Southeast USA – A large U.S. based power generation company operating nuclear power facilities in the Southeast U.S. contacted Veolia Water Technologies to develop a competitive solution to design, build, install, operate and maintain two new 400 GPM ultra high purity demineralized water plants that would replace their internally operated, 25+ year old, demineralized water plant at each of the two separate stations.


The Client’s Needs

As part of the upgrade and replacement, the client required higher quality demineralized water (parts-per-trillion concentration level of metals), low Total Organic Carbon (TOC) and low dissolved oxygen levels. In addition, the client also required a specialized contingency for mobile water to back-up the installed system.

The Southeast Nuclear Power Utility had been operating each of their demineralized water plants with conventional technology: media and carbon filtration, reverse osmosis, and mixed bed demineralization. Both stations had a capacity of approximately 2200 MW, and operated pressurized water reactors. Plant 1 originally had Diatomaceous Earth Pre-coat Filters, while Plant 2 had been utilizing Veolia’s L’Eau Claire™ Upflow Filter for the initial filtration step.

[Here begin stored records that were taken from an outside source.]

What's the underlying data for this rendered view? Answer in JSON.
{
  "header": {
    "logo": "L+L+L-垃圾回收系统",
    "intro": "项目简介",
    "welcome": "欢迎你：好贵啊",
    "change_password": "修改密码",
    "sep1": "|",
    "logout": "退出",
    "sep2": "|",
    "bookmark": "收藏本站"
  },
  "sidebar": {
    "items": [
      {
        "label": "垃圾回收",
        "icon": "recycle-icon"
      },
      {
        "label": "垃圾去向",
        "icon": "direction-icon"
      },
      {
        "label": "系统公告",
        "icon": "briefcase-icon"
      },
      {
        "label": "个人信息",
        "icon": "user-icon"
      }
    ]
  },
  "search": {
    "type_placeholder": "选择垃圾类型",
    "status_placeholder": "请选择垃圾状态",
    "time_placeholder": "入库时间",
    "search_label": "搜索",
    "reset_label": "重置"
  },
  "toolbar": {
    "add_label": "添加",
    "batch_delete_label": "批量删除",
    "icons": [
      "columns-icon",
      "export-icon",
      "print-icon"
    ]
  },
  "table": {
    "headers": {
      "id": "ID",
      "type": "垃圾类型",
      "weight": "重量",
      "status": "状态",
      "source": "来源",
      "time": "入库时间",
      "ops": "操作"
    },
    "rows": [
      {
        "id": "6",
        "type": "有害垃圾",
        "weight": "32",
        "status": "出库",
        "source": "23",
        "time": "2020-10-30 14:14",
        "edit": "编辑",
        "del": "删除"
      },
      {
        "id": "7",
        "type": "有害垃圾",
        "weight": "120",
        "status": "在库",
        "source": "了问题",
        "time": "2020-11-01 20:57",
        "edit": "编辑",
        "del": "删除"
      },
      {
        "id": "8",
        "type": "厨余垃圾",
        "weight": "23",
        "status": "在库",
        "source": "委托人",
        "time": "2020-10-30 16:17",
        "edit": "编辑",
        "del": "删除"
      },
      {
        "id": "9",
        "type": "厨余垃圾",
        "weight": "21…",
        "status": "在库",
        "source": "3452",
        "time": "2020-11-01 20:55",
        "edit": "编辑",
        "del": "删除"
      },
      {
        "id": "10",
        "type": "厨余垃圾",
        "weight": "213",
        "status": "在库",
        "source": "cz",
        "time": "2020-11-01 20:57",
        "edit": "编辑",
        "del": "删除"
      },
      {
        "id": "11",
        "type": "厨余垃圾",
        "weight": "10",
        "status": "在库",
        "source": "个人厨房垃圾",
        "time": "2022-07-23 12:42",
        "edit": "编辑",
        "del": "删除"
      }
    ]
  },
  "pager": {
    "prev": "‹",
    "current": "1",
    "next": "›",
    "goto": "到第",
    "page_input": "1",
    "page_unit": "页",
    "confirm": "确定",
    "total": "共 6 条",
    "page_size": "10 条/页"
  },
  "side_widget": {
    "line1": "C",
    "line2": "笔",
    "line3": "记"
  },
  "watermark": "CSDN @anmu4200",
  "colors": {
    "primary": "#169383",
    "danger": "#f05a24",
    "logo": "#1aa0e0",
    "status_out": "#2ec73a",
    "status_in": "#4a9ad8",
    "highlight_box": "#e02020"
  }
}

Project & Technology Solutions

To meet the client’s ultra-high pure demineralized water specifications, Veolia Water Technologies designed the following outsourced water treatment plant (OWTP) to reduce the TOC to less than 10 ppb.

Veolia Water Technologies included ultrafiltration (UF) for clarifiation/filtration of the lake water because it is superior to the media fitration that was currently being used. The UF offered a nominal pore size of 0.03 μm (30 nm) versus 10 – 50 μm for media. The second step in the OWTP was single pass reverse osmosis (RO) with a 5:3 array. This was chosen due to the low total dissolved solids (TDS) of the source water. Continuous electro-deionization (CEDI) was selected for the next step because it works by capturing the charged particles on ion exchange resin and then transfers them through ion exchange membranes to produce high quality water. In this case, not only does CEDI provide a higher quality of water than a 2nd pass RO, but the exchange resin also provides reduction in TOC through charge attraction and adsorption.


Process Description

By the time the water stream reaches the pure water storage tank, it has been through several steps reducing the TOC to a very low level where it is practical to use a UV TOC destruct system. The UV TOC destruct system utilizes UV lamps that emit short wave lengths of UV light, approximately 185 nm, which carry a higher amount of energy as compared to 254 nm typical of disinfection UV systems. The UV energy generates hydroxyl-free radicals from the water molecules that destroy the remaining organic molecules, such as the low molecular weight THMs.

Finally, downstream of the UV is the worker / polisher mixed bed DI (MBDI). The exchange resin in the MBDI removes the trace TDS and byproducts of the UV system through charge attraction and adsorption. The majority of the MBDI run lengths will be replaced based on time in service rather than exhaustion as dictated by best practices. This prevents compaction of the resin, which will happen well before ionic exhaustion in this system design. This low ionic load is due to the multi-step RO + CEDI approach in reducing the load on the MBDI as well as the nitrogen blanking on the pure water tank to prevent contamination from atmospheric carbon dioxide and particles.
Outsourced process description